REQUIRED WORK: An exact copy of the data below is required; return it in full.

Entries from a dataset of interfaces:
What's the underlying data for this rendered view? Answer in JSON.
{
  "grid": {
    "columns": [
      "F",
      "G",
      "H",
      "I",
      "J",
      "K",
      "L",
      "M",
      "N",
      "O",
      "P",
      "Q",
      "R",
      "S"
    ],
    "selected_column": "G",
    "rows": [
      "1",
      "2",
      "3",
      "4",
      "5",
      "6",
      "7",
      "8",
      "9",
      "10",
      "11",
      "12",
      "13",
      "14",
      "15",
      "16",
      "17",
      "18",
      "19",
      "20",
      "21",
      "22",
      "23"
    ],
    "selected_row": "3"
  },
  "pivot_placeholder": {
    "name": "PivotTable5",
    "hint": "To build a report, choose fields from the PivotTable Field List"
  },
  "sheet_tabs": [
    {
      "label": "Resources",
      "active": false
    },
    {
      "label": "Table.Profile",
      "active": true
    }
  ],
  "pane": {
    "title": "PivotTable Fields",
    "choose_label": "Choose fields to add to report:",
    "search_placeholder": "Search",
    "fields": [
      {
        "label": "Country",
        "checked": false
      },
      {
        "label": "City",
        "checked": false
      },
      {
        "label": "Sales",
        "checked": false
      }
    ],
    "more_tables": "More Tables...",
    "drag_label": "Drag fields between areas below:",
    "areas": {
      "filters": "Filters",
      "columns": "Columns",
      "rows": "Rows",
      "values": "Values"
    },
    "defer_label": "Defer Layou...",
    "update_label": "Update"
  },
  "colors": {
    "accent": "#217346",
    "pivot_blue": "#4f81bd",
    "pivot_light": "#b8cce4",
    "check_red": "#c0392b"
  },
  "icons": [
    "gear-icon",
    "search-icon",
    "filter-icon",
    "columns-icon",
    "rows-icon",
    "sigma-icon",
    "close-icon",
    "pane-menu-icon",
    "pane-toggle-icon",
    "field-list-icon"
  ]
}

RESULT OF THIS EXERCISE:
What's the underlying data for this rendered view? Answer in JSON.
{
  "grid": {
    "columns": [
      "F",
      "G",
      "H",
      "I",
      "J",
      "K",
      "L",
      "M",
      "N",
      "O",
      "P",
      "Q",
      "R",
      "S"
    ],
    "selected_column": "G",
    "rows": [
      "1",
      "2",
      "3",
      "4",
      "5",
      "6",
      "7",
      "8",
      "9",
      "10",
      "11",
      "12",
      "13",
      "14",
      "15",
      "16",
      "17",
      "18",
      "19",
      "20",
      "21",
      "22",
      "23"
    ],
    "selected_row": "3"
  },
  "pivot_placeholder": {
    "name": "PivotTable5",
    "hint": "To build a report, choose fields from the PivotTable Field List"
  },
  "sheet_tabs": [
    {
      "label": "Resources",
      "active": false
    },
    {
      "label": "Table.Profile",
      "active": true
    }
  ],
  "pane": {
    "title": "PivotTable Fields",
    "choose_label": "Choose fields to add to report:",
    "search_placeholder": "Search",
    "fields": [
      {
        "label": "Country",
        "checked": false
      },
      {
        "label": "City",
        "checked": false
      },
      {
        "label": "Sales",
        "checked": false
      }
    ],
    "more_tables": "More Tables...",
    "drag_label": "Drag fields between areas below:",
    "areas": {
      "filters": "Filters",
      "columns": "Columns",
      "rows": "Rows",
      "values": "Values"
    },
    "defer_label": "Defer Layou...",
    "update_label": "Update"
  },
  "colors": {
    "accent": "#217346",
    "pivot_blue": "#4f81bd",
    "pivot_light": "#b8cce4",
    "check_red": "#c0392b"
  },
  "icons": [
    "gear-icon",
    "search-icon",
    "filter-icon",
    "columns-icon",
    "rows-icon",
    "sigma-icon",
    "close-icon",
    "pane-menu-icon",
    "pane-toggle-icon",
    "field-list-icon"
  ]
}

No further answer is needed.